GOAL OF THE EXERCISE: Write out the records word for word.

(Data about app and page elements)
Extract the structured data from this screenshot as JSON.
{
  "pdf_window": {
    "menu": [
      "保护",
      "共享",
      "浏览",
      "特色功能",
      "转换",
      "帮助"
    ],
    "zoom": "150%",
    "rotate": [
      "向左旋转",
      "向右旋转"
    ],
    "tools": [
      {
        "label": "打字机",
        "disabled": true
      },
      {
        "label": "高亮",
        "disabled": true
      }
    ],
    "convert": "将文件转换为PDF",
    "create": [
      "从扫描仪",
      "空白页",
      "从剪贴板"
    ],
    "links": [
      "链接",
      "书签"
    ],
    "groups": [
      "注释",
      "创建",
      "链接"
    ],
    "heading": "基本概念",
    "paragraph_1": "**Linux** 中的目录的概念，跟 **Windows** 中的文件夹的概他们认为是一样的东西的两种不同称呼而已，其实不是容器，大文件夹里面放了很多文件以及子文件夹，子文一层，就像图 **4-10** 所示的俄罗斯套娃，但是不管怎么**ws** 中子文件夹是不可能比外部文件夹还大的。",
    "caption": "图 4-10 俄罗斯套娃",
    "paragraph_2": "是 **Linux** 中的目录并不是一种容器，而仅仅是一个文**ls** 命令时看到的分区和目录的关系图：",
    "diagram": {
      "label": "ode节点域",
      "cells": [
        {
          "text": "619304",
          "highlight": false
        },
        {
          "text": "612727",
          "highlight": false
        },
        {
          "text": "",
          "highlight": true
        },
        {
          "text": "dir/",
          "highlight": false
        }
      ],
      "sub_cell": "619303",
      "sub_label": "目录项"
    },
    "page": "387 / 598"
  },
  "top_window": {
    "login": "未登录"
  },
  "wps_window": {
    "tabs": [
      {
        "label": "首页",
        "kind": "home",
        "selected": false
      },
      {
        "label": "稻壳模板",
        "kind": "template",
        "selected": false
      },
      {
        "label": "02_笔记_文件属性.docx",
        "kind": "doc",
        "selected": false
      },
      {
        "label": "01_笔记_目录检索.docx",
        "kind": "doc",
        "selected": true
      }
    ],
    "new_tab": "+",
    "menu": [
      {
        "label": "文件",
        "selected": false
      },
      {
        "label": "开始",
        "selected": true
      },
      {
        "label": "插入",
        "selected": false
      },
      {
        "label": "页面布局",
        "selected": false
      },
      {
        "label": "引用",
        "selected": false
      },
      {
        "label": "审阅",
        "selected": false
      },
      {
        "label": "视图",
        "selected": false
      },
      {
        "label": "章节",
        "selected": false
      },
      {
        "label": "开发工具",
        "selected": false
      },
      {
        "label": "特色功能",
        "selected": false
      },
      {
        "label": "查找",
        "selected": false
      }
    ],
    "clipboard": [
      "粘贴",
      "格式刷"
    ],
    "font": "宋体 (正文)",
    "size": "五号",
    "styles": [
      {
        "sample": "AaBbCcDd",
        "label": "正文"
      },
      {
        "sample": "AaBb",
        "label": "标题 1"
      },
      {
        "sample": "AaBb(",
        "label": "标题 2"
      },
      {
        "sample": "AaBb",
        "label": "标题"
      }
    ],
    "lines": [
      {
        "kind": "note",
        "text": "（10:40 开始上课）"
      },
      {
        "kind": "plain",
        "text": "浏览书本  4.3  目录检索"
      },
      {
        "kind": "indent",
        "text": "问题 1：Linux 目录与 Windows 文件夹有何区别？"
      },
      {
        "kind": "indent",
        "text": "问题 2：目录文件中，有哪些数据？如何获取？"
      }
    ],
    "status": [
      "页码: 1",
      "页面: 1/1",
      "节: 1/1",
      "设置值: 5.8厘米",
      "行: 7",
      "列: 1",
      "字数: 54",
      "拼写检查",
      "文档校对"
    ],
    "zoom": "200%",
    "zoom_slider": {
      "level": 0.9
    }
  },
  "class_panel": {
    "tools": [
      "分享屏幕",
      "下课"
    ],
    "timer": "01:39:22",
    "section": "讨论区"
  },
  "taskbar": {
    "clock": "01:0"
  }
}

ANSWER TO THE PROBLEM:
Extract the structured data from this screenshot as JSON.
{
  "pdf_window": {
    "menu": [
      "保护",
      "共享",
      "浏览",
      "特色功能",
      "转换",
      "帮助"
    ],
    "zoom": "150%",
    "rotate": [
      "向左旋转",
      "向右旋转"
    ],
    "tools": [
      {
        "label": "打字机",
        "disabled": true
      },
      {
        "label": "高亮",
        "disabled": true
      }
    ],
    "convert": "将文件转换为PDF",
    "create": [
      "从扫描仪",
      "空白页",
      "从剪贴板"
    ],
    "links": [
      "链接",
      "书签"
    ],
    "groups": [
      "注释",
      "创建",
      "链接"
    ],
    "heading": "基本概念",
    "paragraph_1": "**Linux** 中的目录的概念，跟 **Windows** 中的文件夹的概他们认为是一样的东西的两种不同称呼而已，其实不是容器，大文件夹里面放了很多文件以及子文件夹，子文一层，就像图 **4-10** 所示的俄罗斯套娃，但是不管怎么**ws** 中子文件夹是不可能比外部文件夹还大的。",
    "caption": "图 4-10 俄罗斯套娃",
    "paragraph_2": "是 **Linux** 中的目录并不是一种容器，而仅仅是一个文**ls** 命令时看到的分区和目录的关系图：",
    "diagram": {
      "label": "ode节点域",
      "cells": [
        {
          "text": "619304",
          "highlight": false
        },
        {
          "text": "612727",
          "highlight": false
        },
        {
          "text": "",
          "highlight": true
        },
        {
          "text": "dir/",
          "highlight": false
        }
      ],
      "sub_cell": "619303",
      "sub_label": "目录项"
    },
    "page": "387 / 598"
  },
  "top_window": {
    "login": "未登录"
  },
  "wps_window": {
    "tabs": [
      {
        "label": "首页",
        "kind": "home",
        "selected": false
      },
      {
        "label": "稻壳模板",
        "kind": "template",
        "selected": false
      },
      {
        "label": "02_笔记_文件属性.docx",
        "kind": "doc",
        "selected": false
      },
      {
        "label": "01_笔记_目录检索.docx",
        "kind": "doc",
        "selected": true
      }
    ],
    "new_tab": "+",
    "menu": [
      {
        "label": "文件",
        "selected": false
      },
      {
        "label": "开始",
        "selected": true
      },
      {
        "label": "插入",
        "selected": false
      },
      {
        "label": "页面布局",
        "selected": false
      },
      {
        "label": "引用",
        "selected": false
      },
      {
        "label": "审阅",
        "selected": false
      },
      {
        "label": "视图",
        "selected": false
      },
      {
        "label": "章节",
        "selected": false
      },
      {
        "label": "开发工具",
        "selected": false
      },
      {
        "label": "特色功能",
        "selected": false
      },
      {
        "label": "查找",
        "selected": false
      }
    ],
    "clipboard": [
      "粘贴",
      "格式刷"
    ],
    "font": "宋体 (正文)",
    "size": "五号",
    "styles": [
      {
        "sample": "AaBbCcDd",
        "label": "正文"
      },
      {
        "sample": "AaBb",
        "label": "标题 1"
      },
      {
        "sample": "AaBb(",
        "label": "标题 2"
      },
      {
        "sample": "AaBb",
        "label": "标题"
      }
    ],
    "lines": [
      {
        "kind": "note",
        "text": "（10:40 开始上课）"
      },
      {
        "kind": "plain",
        "text": "浏览书本  4.3  目录检索"
      },
      {
        "kind": "indent",
        "text": "问题 1：Linux 目录与 Windows 文件夹有何区别？"
      },
      {
        "kind": "indent",
        "text": "问题 2：目录文件中，有哪些数据？如何获取？"
      }
    ],
    "status": [
      "页码: 1",
      "页面: 1/1",
      "节: 1/1",
      "设置值: 5.8厘米",
      "行: 7",
      "列: 1",
      "字数: 54",
      "拼写检查",
      "文档校对"
    ],
    "zoom": "200%",
    "zoom_slider": {
      "level": 0.9
    }
  },
  "class_panel": {
    "tools": [
      "分享屏幕",
      "下课"
    ],
    "timer": "01:39:22",
    "section": "讨论区"
  },
  "taskbar": {
    "clock": "01:0"
  }
}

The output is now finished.